Detection of Trains/Signalling and Safeworking
- Train detection and separation
- Safe working systems and principles - SPADS
- Key parameters – sighting distance, braking distance, overlaps, train separation, overlap
Train Control and Operation
- Train planning
- Timetables and run when ready
- Different types of control systems
- Control centre operations
Driving of Trains and Driver Training
- Communications systems
- Information to driver
- Driver controls and fail-safe provisions
- Human factors impacting operational safety
- Importance of health
- Alcohol and drugs,
- Driver fatigue and work schedules

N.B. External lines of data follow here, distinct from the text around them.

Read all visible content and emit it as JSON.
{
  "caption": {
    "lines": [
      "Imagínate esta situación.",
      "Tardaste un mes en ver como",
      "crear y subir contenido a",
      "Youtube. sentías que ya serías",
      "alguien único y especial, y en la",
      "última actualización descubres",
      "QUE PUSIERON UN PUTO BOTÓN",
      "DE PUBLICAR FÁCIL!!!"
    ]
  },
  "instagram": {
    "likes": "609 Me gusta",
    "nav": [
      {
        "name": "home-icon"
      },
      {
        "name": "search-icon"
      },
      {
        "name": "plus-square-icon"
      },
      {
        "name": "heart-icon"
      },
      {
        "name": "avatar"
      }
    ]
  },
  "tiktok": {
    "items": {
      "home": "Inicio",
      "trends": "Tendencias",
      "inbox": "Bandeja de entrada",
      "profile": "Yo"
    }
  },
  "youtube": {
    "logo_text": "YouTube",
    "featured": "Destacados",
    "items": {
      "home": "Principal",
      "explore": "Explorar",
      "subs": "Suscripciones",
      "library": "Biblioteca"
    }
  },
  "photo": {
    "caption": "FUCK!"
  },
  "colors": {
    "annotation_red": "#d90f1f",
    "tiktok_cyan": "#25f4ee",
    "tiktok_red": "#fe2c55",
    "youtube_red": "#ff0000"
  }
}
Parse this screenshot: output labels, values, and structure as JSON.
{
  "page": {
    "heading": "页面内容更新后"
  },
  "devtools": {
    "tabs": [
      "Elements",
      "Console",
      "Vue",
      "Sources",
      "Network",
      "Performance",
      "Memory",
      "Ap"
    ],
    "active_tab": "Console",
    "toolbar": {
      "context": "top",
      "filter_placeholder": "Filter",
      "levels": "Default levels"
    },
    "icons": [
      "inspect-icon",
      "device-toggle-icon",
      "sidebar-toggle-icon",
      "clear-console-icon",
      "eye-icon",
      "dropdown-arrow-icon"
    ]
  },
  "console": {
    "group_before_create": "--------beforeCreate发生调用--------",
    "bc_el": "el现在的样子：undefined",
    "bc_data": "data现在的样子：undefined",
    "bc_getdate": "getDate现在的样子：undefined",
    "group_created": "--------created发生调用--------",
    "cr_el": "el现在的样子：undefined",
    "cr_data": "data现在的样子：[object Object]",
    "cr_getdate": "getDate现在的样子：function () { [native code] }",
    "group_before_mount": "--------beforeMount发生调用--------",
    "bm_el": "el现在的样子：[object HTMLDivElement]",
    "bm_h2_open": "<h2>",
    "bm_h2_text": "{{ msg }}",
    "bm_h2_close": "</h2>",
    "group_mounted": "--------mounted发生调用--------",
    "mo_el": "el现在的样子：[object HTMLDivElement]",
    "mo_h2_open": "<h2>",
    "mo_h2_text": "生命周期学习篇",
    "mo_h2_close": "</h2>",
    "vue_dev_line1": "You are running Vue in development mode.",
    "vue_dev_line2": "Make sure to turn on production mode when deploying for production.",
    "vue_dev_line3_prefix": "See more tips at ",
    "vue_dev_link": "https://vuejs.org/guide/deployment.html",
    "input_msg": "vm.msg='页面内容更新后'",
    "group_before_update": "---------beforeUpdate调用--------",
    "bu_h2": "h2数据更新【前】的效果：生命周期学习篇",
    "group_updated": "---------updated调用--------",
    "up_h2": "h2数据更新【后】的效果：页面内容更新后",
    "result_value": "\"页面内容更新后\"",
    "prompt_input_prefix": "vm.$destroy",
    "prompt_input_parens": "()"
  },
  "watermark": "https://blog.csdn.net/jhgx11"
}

- Incident investigation and human factors
- Main elements of railway infrastructure
Economics of Rail Operations
- Business cases
- Early private investment
- Government support
- Investment and public/private financing
- Integrated and holistic management
- Infrastructure elements
- Design considerations
- Asset management plans (AMP)
Project and Unit Review
In the final week students will have an opportunity to review the contents covered so far. Opportunity will be provided for a review of student work, to clarify any outstanding issues, and to work on finalising the major assessment report.
The Australian Engineering Stage 1 Competency Standards for the Professional Engineer, approved as of 2013. This table is referenced in the mapping of graduate attributes to learning outcomes and via the learning outcomes to student assessment.
|Stage 1 Competencies and Elements Competency|
|1.||Knowledge and Skill Base|
|1.1||Comprehensive, theory based understanding of the underpinning natural and physical sciences and the engineering fundamentals applicable to the engineering discipline.|
|1.2||Conceptual understanding of the mathematics, numerical analysis, statistics, and computer and information sciences which underpin the engineering discipline.|
|1.3||In-depth understanding of specialist bodies of knowledge within the engineering discipline.|
|1.4||Discernment of knowledge development and research directions within the engineering discipline.|
|1.5||Knowledge of engineering design practice and contextual factors impacting the engineering discipline.|
|1.6||Understanding of the scope, principles, norms, accountabilities and bounds of sustainable engineering practice in the specific discipline.|
|2.||Engineering Application Ability|
|2.1||Application of established engineering methods to complex engineering problem solving.|
|2.2||Fluent application of engineering techniques, tools and resources.|
|2.3||Application of systematic engineering synthesis and design processes.|
|2.4||Application of systematic approaches to the conduct and management of engineering projects.|
|3.||Professional and Personal Attributes|
|3.1||Ethical conduct and professional accountability.|
|3.2||Effective oral and written communication in professional and lay domains.|
|3.3||Creative, innovative and pro-active demeanor.|
|3.4||Professional use and management of information.|
|3.5||Orderly management of self and professional conduct.|
|3.6||Effective team membership and team leadership.|
Additional resources or files: N/A
- Hardware: N/A